• Task to carry out
Beneath this task are records; state how many of their lines hold the word "Select", and nothing else.
START Records supplied
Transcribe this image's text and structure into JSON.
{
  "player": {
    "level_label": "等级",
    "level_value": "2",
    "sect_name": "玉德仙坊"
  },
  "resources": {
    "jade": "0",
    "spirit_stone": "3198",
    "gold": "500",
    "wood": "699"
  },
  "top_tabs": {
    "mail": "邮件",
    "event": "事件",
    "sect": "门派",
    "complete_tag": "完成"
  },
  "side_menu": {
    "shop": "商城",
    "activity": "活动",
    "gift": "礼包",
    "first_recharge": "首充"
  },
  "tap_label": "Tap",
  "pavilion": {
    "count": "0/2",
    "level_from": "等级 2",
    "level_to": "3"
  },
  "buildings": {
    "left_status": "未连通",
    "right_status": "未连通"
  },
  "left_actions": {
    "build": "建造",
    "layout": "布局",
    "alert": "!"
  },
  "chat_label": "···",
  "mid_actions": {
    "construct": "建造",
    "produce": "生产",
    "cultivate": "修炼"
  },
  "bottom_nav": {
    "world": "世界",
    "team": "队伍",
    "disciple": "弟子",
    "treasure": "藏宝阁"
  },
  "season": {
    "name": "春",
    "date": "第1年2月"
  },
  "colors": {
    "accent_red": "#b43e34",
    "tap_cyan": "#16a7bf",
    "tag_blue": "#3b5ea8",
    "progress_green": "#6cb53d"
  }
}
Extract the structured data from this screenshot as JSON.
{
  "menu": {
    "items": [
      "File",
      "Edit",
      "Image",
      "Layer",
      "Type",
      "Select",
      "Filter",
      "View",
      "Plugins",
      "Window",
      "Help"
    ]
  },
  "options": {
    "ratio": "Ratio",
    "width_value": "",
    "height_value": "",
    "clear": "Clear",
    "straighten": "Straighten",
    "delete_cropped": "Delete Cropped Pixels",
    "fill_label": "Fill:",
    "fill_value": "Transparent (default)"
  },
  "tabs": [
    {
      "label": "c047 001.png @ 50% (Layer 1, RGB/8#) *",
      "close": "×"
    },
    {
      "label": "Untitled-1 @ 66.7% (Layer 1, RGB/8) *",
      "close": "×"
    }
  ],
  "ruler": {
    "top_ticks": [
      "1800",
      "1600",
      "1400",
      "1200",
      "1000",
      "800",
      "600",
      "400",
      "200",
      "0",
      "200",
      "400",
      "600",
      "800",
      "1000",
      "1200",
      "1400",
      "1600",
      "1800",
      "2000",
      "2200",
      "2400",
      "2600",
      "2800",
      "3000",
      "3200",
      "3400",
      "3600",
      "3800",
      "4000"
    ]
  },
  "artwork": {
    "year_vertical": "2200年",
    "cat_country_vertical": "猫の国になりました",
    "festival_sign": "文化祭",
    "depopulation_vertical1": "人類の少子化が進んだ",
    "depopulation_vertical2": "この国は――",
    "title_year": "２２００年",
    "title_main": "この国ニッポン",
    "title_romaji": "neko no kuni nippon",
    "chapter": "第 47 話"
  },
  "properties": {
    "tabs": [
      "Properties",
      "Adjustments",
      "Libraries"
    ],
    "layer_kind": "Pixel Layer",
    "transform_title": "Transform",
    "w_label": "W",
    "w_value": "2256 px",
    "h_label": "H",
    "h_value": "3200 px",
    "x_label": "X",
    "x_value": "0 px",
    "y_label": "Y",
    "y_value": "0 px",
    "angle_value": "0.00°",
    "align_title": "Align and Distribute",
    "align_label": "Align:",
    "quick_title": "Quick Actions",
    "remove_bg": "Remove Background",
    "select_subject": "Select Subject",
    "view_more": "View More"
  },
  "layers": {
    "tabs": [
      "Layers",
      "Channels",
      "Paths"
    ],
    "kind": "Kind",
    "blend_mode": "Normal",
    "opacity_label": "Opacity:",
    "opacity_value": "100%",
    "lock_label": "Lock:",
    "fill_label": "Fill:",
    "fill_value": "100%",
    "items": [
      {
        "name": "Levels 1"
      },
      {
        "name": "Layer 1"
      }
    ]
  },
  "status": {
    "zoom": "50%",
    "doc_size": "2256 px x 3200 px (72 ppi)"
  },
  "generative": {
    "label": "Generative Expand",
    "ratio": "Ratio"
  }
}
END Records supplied
• Exercise solution
2